I have written before that people tend to go overboard in their public expressions of grief. Ted Rall thinks that as a nation we are descending into tackiness when it comes dealing with the aftermath of tragic events. He cites the memorial service in Arizona as an example of our tendency to turn even solemn moments into kitsch and suggests some Basic Etiquette Following a Massacre:
(1) When interviewed on television never say that your “heart goes out to the victims and their families.” We have heard that hoary chestnut a million too many times. Keep your heart where it belongs, inside your ribcage.
(2) If you are a public official holding a press conference about a school shooting/workplace shooting/terrorist attack, refrain from thanking a long list of local and state officials for their help. This isn’t the Oscars. You haven’t won anything. You are not going to meet Joan Rivers.
(3) Whether attending a memorial service or actual funeral, leave your hoodies, baggy pants and tanktops at home. No baseball caps. No T-shirts. Don’t wear anything with a team logo. Appropriate clothing is formal, black or very dark blue. Men wear suits with ties. Women wear long dresses. Don’t got ‘em? Stay home. You don’t get to be on CNN.
(4) If you know one or more of the victims, ask their surviving relatives whether they would prefer flowers or a donation to a preferred charity. Otherwise simply choose an appropriate charity and make a donation in their name. Do not waste money on flowers and stupid stuffed animals.

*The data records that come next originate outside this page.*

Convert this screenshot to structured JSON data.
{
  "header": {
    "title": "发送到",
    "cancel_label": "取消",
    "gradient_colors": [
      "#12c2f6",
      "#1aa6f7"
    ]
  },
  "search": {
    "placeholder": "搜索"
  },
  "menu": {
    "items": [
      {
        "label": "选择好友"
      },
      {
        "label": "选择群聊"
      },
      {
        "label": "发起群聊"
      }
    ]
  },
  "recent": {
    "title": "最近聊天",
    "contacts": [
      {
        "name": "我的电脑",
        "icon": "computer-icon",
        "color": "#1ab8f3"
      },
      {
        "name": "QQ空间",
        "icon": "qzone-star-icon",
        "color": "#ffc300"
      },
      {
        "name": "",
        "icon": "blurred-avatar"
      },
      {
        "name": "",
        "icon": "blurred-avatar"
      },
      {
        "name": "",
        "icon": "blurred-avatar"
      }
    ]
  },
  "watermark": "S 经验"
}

(5) Unless the victims include at least one politician, no politician should speak at the service. If there is at least one dead or wounded politician, politicians who do speak should refrain from political rhetoric.
(6) No. Applause. Ever.